Ballet Class Blogging: Day 1

Last week kicked off Groove With Me's fall semester, and I am teaching ballet twice a week. Thursday evenings I teach 15 girls, ages 6–8; and Saturday morning I have 12 girls, ages 5–6. Both classes are an hour and I have an assistant teacher in each.

 

To begin both classes we played a name game. My 6–8s had a good time with the activity, though I confess it was more for my benefit. 15 new names seemed like an impossible task. We sat in a circle and as I said, "My name is Miss Jenny," I made a circle with my arms. Then, one by one, every student introduced herself with an arm movement. We all repeated each name and movement, every time adding a new name. After saying a name 15 times, you learn it pretty quick! At the end of class I lined everyone up in a new order and quizzed the girls. 

 

My 5–6s didn't have the same affinity for the name game. They didn't understand it, and it died after a few rounds. After teaching more mature students all summer, I forgot how little 5 is! Moreso, some of the younger girls haven't been in school yet, and their English is shakey. Groove with Me is in East Harlem, a widely Spanish-speaking area, and many of my students are bilingual. Last year, one of my youngest students—whose English wasn't fluent at the start of the year—acted as translator for her family. It's truly amazing to watch them learn as the year progresses.

 

Teaching with an assistant is necessary for large classes. My Thursday class of 15's assistant is Abigail Rosin, Groove With Me's executive director and founder. It's a tad daunting to be the head teacher in her room, but I'm sure she welcomes the time to be a little more laid back in class. She's a much better disciplinarian than I am, so I hope to take some cues from her to set in place on Saturday.

 

My co-teacher on Saturday, however, asked if this year she can lead more of class. I hadn't realized I had totally taken over, forcing her in a role of silent demonstrator. After we discussed her request, she's going to lead the warm-up and ending games, and I'll do the technique in the middle. Team-teaching is tricky, and hopefully we can work out a system that works for both of us.
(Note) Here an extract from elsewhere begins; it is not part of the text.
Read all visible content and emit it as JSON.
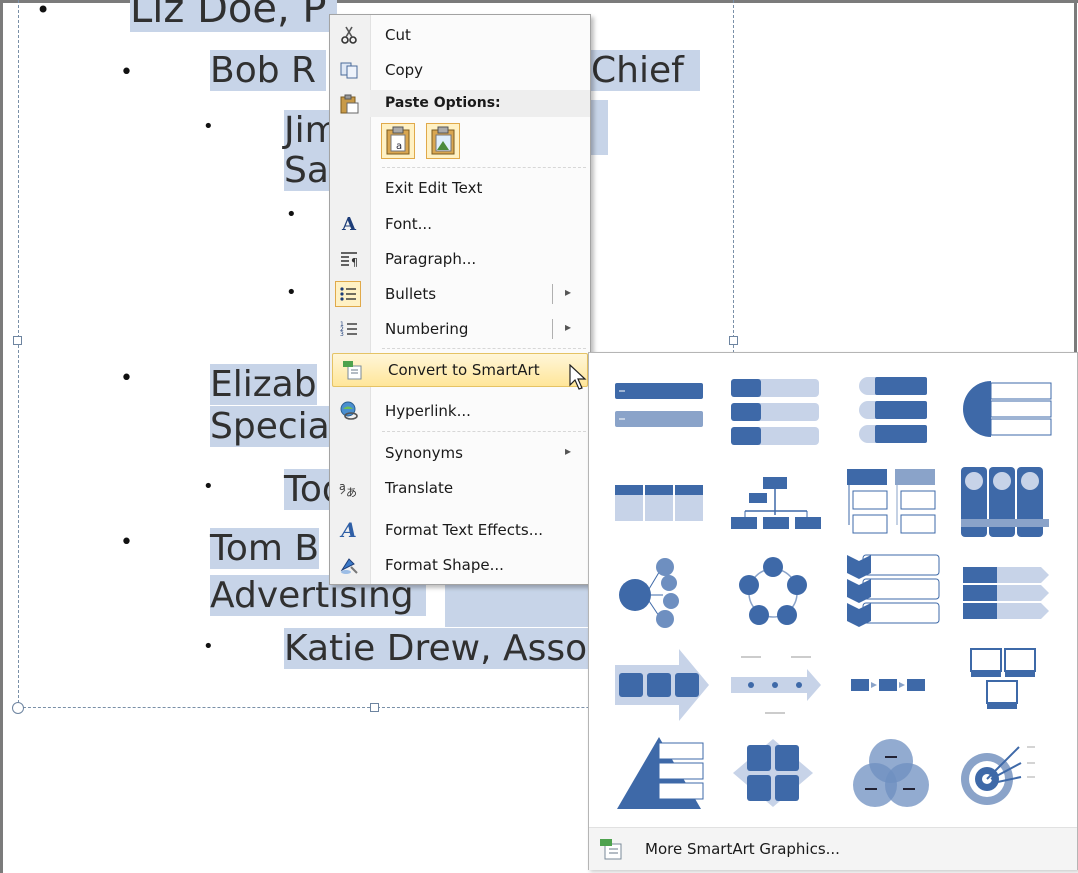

Do you have co-teachers or assistant teachers? How do you split up class? What are your roles? What works, what doesn't? Please leave comments below; let's start a conversation and share ideas!

 

The picture is of my students last year on stage at our Spring recital.  Photo by A.E. Fletcher Photography

Higher Ed
The author, Robyn Watson. Photo courtesy Watson

Recently, I posted a thread of tweets elucidating the lack of respect for tap dance in college dance programs, and arguing that it should be a requirement for dance majors.

According to onstageblog.com, out of the 30 top-ranked college dance programs in the U.S., tap dance is offered at 19 of them, but only one school requires majors to take more than a beginner course—Oklahoma City University. Many prestigious dance programs, like the ones at NYU Tisch School of the Arts and SUNY Purchase, don't offer a single course in tap dance.

Keep reading... Show less
Teaching Tips
Getty Images

After months of lockdowns and virtual learning, many studios across the country are opening their doors and returning to in-person classes. Teachers and students alike have likely been chomping at the bit in anticipation of the return of dance-class normalcy that doesn't require a reliable internet connection or converting your living room into a dance space.

But along with the back-to-school excitement, dancers might be feeling rusty from being away from the studio for so long. A loss of flexibility, strength and stamina is to be expected, not to mention emotional fatigue from all of the uncertainty and reacclimating to social activities.

So as much as everyone wants to get back to normal—teachers and studio owners included—erring on the side of caution with your dancers' training will be the most beneficial approach in the long run.

Keep reading... Show less
Teachers Trending
Photo courtesy TUPAC

When legendary Black ballet dancer Kabby Mitchell III died unexpectedly in 2017, two months before opening his Tacoma Urban Performing Arts Center, his friend and business partner Klair Ethridge wasn't sure she had what it took to carry his legacy. Ethridge had been working with Mitchell to co-found TUPAC and planned to serve as its executive director, but she had never envisioned being the face of the school.

Now, Ethridge is heading into her fourth year of leading TUPAC, which she has grown from a fledgling program in an unheated building to a serious ballet school in its own sprung-floor studios, reaching hundreds of students across the Tacoma, Washington, area. The nonprofit has become a case study for what it looks like to carry out the vision of a founder who never had the chance to see his school open—and to take an unapologetically mission-driven approach.

Keep reading... Show less

Get Dance Business Weekly in your inbox

Sign Up Used in accordance with our Privacy Policy.